Though he was successful he in introducing a large system of railways across Russia, most notably the Tran Siberian system these were largely following the plans of his father. On a more social level the repression experienced under Alexander III was somewhat archaic and was a step in the completely wrong direction. The persecution of the Jews was most horrific, they were forced to live in restricted areas and only a limited number were allowed in education. There were even Jewish Pogroms which occurred when gangs of people violently attacked Jewish people. This added to the state interference through the Okhrana mean that Russia had moved away from modernising rather than towards it under Alexander III. In this way Alexander II was more successful in coping with the problem of modernising Russia through domestic policy.
A final problem both leaders faced were the issues taking place on the international stage. While the Crimean war had resulted in a need for domestic change it to had required Alexander II make changes to the army after being humiliated. Universal conscription was eventually introduced in 1874. This pointed the way to a large scale armed force with six year service and a long length of time in reserve this replaced the outdated old-fashioned system which had basically seen a serf army. Russia now looked to be on the path to developing a modern army on the Prussian model. However the Russo-Turkish 1877-1888 war saw the limitations of the army with the diminishing Ottoman Empire not being overrun by the new Russian army.
Although they made gains in several areas they took a huge financial hit and had been isolated from the other European superpowers as they allied together. When Alexander II came to power he thus inherited these problems. He however was much more adept at dealing with international affairs than his father and predecessor was. Alexander III proved to be quite the negotiator gaining the title of “Alexander the Peacemaker”.
He aimed at avoiding war at all costs and was tolerant of Otto von Bismarck, a conservative German statesman who dominated European affairs from the 1860s to his dismissal in 1890. Bismarck had a quite belligerent attitude towards Russia, and Alexander II was able to revive the ancient league of 3 emperors in 1884. During his reign as Tsar Alexander had managed to avoid war and create some kind of international security whereas under Alexander II Russia still seemed vulnerable as a result the problems inherited on the international stage were handled more successfully by Tsar Alexander III.
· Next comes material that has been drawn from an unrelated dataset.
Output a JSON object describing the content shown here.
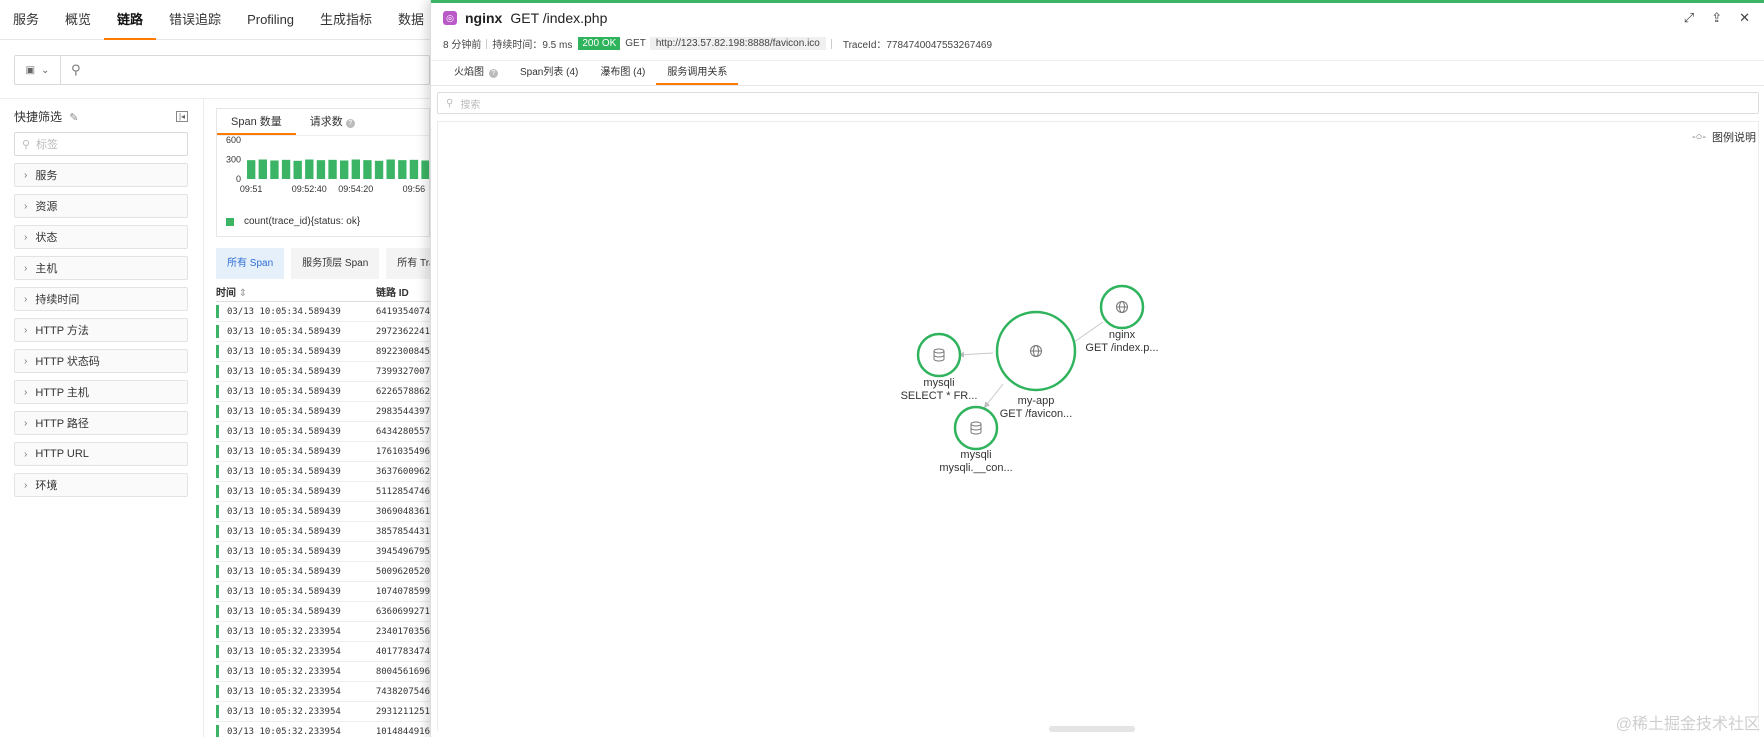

In conclusion, it can be seen that Alexander III was more successful than Alexander II in coping with the problems he inherited. Although Alexander II’s handling of domestic policy and modernisation was superior, Alexander III’s ability to successfully get rid of opposition, through things methods such as the Okhrana, and his handling of the international situation make it clear that he was the more successful Tsar in coping with the problems he inherited.